The fleet-footedness of deceptive marketing
Recently I was gathering material for a program and wanted to illustrate Google’s local search function. As I understand it, when someone searches for a service or product in a specific location, the matrix for the organic search gives priority to those with a Google profile and consumer reviews. So, if you search “Los Angeles divorce attorney,” the first page of the search includes a series of local law firms, with maps to their offices and links to their profiles and reviews.
The first thing I noticed when I did this is that Google doesn’t care what the content of the reviews say, only that there are reviews. A company, or law firm, can go to a competitor's profile and write a review that runs down the firm being “reviewed” or that does nothing more than blatantly use the review platform to praise their own firm or company.
Actually this was the second thing I noticed. The first thing I noticed was that the reviews were more often than not giving high praise and don’t really sound like real clients. I then drilled down, and this is what I thought was interesting. After searching “Los Angeles divorce attorney,” I clicked on one of the firms coming up under the local search feature. According to the review by “Lenny,” this firm did an excellent job and calmed his irate wife. Then I clicked on “Lenny” to see who else he reviewed. It turns out, he wrote 10 reviews over a six-week period in 2010. Seven of them were for law firms, six of which were divorce firms. In addition to that LA firm that did an excellent job, the firm is Toledo was a “real good experience;” the one in El Paso was “affordable;” the one in Greenville “helps you understand your options;” and the one in Philadelphia has a “high-quality reputation.” (Is this guy in the Grateful Dead -- "I've got a wife in Reno, baby, and one in Cherokee?)
Same thing happened with “Donald” – 12 reviews, nine of which were for law firms in as many states.
So, if you are a lawyer interested in getting on the first page of an organic search when potential clients use Google to seek a lawyer in your town and field of practice, it seems you can hire a company to provide you with fake reviews to optimize that possibility.
On one level, this is such blatant fraud.
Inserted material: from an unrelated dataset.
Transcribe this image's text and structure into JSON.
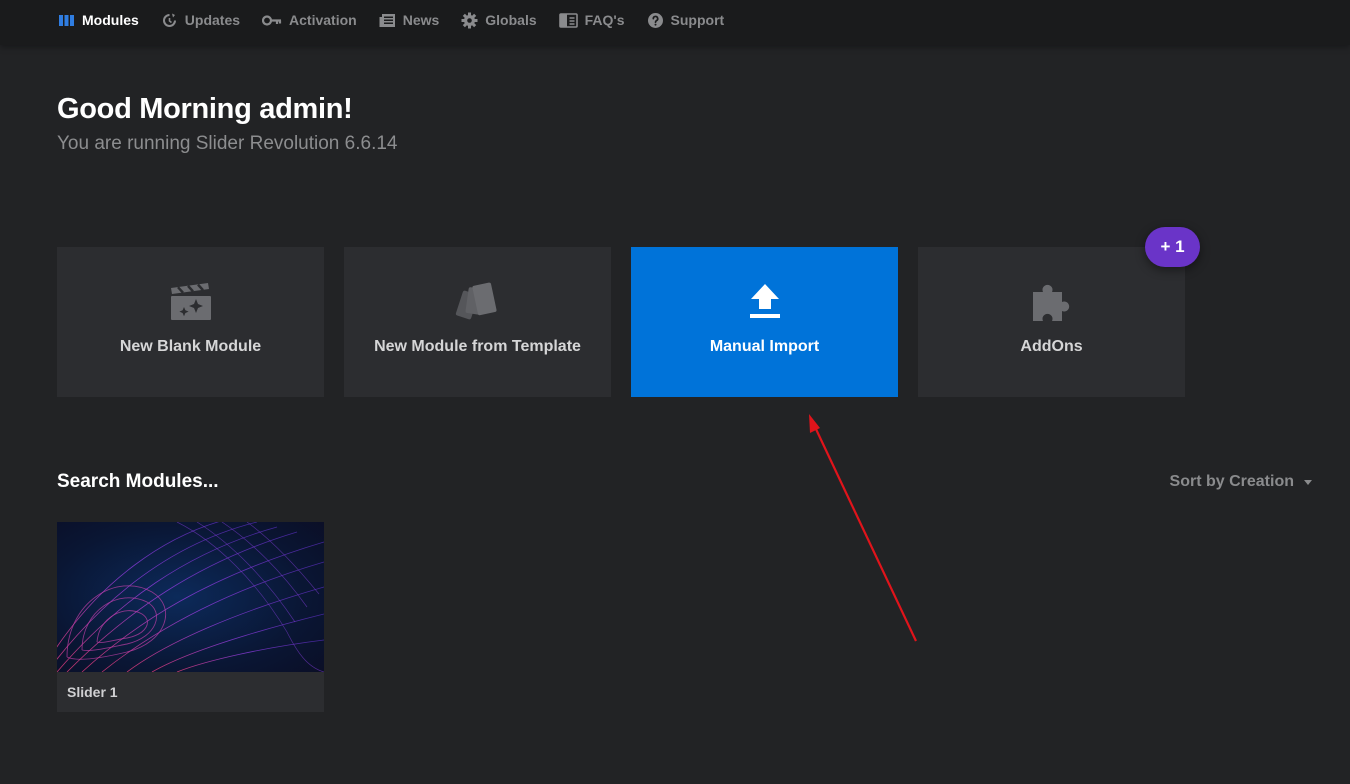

On another, it is so subterranean that no one figures it out. What a great example of the fleet-footedness of deceptive marketing.